The theories of academics such as Robin Lakoff are often discounted by other linguists for being irrelevant and as I believed, not representative of my and many other women’s language use in modern society. In the 70’s she came up with ideas such as verbal hygiene, the belief that women avoid offending others and use euphemisms rather than sexual or demotic language such as swearing. And, at first, I felt that these beliefs had been eradicated, as many magazines print suggestive content regularly and are often under scrutiny for being over-sexualised. This was until I saw a goose bump inducing example of a euphemism in Glamor magazine which said (“getting naughty between the sheets”) in an article advising women on how to improve their body confidence. This echo of a Carry On film (followed in my mind by Kenneth Williams distinct “ooh matron”) made me realise that the female writers of these articles are still emulating these dreadful stereotypes to their female audiences.

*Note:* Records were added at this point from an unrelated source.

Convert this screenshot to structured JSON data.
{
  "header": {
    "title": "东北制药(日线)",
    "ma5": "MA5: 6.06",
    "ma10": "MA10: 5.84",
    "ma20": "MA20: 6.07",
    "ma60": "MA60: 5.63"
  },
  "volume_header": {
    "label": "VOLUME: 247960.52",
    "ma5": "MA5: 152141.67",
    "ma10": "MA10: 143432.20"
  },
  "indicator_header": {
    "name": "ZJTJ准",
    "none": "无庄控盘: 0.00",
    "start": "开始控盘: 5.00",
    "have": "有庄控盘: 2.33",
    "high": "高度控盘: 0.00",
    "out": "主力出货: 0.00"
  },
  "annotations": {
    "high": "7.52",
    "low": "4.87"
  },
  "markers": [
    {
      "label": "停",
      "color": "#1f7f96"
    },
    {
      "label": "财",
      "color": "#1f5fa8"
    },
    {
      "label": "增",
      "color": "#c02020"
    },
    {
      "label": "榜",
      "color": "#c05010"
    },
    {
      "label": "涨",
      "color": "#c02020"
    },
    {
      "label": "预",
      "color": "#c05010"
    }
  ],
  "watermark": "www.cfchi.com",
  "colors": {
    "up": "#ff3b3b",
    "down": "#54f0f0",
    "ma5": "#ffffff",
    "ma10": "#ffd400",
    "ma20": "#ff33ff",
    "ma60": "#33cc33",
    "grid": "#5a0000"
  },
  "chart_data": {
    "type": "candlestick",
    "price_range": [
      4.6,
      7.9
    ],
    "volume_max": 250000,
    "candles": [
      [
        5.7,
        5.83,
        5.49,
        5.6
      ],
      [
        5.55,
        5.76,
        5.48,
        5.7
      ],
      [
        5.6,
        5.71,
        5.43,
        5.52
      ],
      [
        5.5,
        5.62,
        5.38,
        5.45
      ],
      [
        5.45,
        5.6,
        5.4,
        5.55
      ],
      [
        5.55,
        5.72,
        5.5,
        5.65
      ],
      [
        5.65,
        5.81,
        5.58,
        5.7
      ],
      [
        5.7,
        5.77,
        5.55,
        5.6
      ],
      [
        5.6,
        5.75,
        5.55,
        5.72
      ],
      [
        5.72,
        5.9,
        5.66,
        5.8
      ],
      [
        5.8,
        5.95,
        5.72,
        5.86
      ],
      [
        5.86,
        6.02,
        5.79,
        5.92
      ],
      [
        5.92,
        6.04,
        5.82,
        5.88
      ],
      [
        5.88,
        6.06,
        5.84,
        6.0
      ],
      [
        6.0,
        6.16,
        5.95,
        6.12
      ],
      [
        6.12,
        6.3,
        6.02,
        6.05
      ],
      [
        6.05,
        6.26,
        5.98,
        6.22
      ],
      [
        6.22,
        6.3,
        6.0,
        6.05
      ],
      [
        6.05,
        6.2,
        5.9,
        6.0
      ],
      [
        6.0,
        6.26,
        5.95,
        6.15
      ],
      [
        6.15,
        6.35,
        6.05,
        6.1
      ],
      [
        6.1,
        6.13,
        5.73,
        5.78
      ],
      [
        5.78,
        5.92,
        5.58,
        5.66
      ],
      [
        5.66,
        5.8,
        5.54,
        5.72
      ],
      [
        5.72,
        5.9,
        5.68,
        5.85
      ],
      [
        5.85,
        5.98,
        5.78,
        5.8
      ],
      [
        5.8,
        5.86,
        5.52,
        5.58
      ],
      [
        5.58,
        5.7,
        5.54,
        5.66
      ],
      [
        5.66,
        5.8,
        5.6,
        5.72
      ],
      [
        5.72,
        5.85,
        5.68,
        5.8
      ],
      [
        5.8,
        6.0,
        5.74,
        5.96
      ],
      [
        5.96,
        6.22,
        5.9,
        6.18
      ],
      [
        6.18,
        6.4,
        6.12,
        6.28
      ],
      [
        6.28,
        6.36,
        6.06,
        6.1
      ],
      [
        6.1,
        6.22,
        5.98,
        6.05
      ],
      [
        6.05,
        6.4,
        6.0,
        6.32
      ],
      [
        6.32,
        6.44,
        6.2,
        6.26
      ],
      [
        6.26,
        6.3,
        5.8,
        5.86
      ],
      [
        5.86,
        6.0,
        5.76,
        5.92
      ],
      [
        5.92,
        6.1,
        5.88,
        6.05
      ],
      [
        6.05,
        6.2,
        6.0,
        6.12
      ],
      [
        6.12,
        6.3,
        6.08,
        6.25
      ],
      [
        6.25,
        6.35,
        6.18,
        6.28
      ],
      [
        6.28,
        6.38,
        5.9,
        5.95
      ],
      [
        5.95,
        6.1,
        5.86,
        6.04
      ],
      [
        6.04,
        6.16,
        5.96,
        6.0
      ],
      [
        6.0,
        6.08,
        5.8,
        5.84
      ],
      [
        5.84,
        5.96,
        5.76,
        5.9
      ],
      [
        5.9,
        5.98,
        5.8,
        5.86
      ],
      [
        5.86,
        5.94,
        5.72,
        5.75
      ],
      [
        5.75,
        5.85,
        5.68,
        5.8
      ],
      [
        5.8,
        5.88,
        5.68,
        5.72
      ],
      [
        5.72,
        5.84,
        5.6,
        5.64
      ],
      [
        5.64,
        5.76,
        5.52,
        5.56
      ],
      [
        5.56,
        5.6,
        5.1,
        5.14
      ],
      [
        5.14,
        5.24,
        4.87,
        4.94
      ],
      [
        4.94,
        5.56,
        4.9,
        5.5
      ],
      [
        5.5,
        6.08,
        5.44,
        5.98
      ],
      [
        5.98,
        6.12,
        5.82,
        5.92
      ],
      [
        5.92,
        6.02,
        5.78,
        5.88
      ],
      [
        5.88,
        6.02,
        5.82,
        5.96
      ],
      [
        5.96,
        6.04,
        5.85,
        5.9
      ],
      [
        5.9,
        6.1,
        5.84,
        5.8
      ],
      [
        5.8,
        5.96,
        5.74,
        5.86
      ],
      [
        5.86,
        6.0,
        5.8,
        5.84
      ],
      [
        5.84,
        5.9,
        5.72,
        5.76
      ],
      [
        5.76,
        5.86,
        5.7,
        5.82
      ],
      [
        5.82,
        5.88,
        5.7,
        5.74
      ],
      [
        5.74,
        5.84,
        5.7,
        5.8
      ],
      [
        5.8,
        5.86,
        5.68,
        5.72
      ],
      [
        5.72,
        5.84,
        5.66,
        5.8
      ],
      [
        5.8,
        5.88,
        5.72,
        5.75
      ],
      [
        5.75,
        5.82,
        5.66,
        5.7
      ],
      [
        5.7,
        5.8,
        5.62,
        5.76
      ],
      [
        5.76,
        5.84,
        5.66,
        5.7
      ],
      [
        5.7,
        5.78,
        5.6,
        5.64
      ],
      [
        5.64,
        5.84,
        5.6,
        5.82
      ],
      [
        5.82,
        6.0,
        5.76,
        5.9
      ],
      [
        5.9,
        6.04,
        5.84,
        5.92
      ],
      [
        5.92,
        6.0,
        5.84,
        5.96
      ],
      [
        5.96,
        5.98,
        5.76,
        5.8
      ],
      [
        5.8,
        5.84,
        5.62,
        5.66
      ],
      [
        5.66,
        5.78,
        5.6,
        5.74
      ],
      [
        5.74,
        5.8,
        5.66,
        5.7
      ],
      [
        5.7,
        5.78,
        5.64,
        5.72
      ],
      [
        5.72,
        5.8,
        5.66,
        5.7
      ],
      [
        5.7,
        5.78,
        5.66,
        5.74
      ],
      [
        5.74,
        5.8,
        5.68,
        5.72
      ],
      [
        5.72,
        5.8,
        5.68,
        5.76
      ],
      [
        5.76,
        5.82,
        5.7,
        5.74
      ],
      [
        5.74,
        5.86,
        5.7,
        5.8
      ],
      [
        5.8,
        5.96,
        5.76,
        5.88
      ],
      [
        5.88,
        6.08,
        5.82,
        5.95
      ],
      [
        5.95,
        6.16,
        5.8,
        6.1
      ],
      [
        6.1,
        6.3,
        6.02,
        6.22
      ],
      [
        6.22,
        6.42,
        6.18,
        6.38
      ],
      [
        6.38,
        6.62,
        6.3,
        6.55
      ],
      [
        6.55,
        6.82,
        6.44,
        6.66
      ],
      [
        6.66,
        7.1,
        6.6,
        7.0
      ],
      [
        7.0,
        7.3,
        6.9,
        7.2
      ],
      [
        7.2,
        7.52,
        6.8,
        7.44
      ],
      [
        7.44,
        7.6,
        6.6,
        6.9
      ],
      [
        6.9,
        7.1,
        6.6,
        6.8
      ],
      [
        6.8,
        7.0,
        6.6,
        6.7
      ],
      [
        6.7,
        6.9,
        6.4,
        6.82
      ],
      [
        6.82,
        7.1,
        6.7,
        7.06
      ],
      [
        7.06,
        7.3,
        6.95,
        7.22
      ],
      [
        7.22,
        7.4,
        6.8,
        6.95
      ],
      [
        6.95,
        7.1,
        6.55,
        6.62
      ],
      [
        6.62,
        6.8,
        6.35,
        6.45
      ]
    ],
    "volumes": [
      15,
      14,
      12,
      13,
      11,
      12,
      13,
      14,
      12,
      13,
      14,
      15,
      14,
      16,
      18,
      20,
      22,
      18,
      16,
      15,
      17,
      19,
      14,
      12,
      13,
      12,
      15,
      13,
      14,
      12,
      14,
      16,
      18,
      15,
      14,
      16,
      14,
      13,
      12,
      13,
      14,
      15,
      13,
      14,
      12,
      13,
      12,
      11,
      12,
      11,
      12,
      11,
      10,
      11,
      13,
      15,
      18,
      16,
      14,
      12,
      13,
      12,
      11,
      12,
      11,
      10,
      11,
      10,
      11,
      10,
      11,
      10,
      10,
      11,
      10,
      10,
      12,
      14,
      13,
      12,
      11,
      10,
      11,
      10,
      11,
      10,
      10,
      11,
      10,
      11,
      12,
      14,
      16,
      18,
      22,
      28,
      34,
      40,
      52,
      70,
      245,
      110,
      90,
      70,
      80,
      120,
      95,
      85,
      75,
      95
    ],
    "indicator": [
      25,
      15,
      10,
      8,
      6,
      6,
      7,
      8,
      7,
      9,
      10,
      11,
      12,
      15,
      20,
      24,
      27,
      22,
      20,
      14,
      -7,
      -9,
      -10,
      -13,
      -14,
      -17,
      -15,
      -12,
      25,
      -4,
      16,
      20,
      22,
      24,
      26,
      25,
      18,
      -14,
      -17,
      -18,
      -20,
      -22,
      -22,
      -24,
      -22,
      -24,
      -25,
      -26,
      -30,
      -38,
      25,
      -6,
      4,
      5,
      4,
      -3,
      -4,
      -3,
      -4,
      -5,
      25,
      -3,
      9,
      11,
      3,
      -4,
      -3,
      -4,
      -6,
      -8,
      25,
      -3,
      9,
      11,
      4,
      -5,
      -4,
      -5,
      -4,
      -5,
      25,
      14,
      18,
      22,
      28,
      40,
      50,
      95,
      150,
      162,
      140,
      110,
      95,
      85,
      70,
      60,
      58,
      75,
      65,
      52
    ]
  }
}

These theorists, who were researching, (in Lakoff’s case) over 40 years ago and worryingly have yet to be proved wrong by any other linguist. And, recently, a prominent researcher said she found no issue with Lakoff’s findings, who, may I remind you, observed students to gather her information and, as we all know, students are obviously an accurate window to female and male communication. You may, like I do question this research because you can see clearly the ridiculousness of the concept of things such as ‘verbal hygiene’ but are magazines accurate when portraying female communication? Is this how women really talk? The age of these theories, and the fact they are still considered accurate, worries me tremendously. But what concerned me more than anything was that every article I looked at for research from Closer, Cosmopolitan and Glamour magazine was written by a woman, a writer who appears to be spreading this poisonous ideal of the perfect woman to many loyal readers on a weekly basis.
The worrying presence of stereotypes within these pieces stretches to more recent theories from the 90’s. The concept of ‘bitchy’ women is something many wrongly believe is an honest representation of all women. I do, however, confess to having partaken in some friendly ‘bitching’ but I will maintain that men act like this too. It is called “judging”, a typical human behaviour. But these examples of language, which Deborah Jones’s termed ‘bitching’, occur frequently in the Closer articles especially, inciting hatred from the reader towards “confident and beautiful” women who have the audacity to walk by you or “sit next to you on the bus.” This not only assumes that, as Jones hypothesized, all women use bitching to fortify relationships with each other and, in turn, writers are using this language to appeal to their audience with language they believe they use. It also demonises other women because they are not seen as “real women” but inhuman and as Closer puts it, they should be “safely contained”. This destructive belief reverses all of the attempts and progress to eradicate the negative and archaic stereotypes of the ‘typical’ woman that are still relevant in our believed ‘modern’ society.
In the end it appears that modern magazines aimed at a female audience are stuck in the seventies, not only with the content of magazines that are telling us to look certain ways and dress to make us look slimmer, all while advertising the latest diet craze to us. But we are also communicating in exactly the same way as we did all those years ago. We could say in their defence that it may not be female writers but magazine standards that are dictating this stereotype and my dislike for these women is unjust. That the revolution I am inciting should be against the ‘man’ and we should take down the big corporations and their attempts to brainwash readers to buy their latest moisturiser. And, I truly hope this is the case but something tells me it is society that is the issue and these women are adhering to something we all should despise and try to change. But maybe as many ignorant people argue, I should just “get over it” and accept society for what it is, unjust and unfair and I should just submit to the high standards women are meant to uphold. And with that I am very sure I left my heated rollers next to my copy of The Good Wife Guide.
By Emma Smith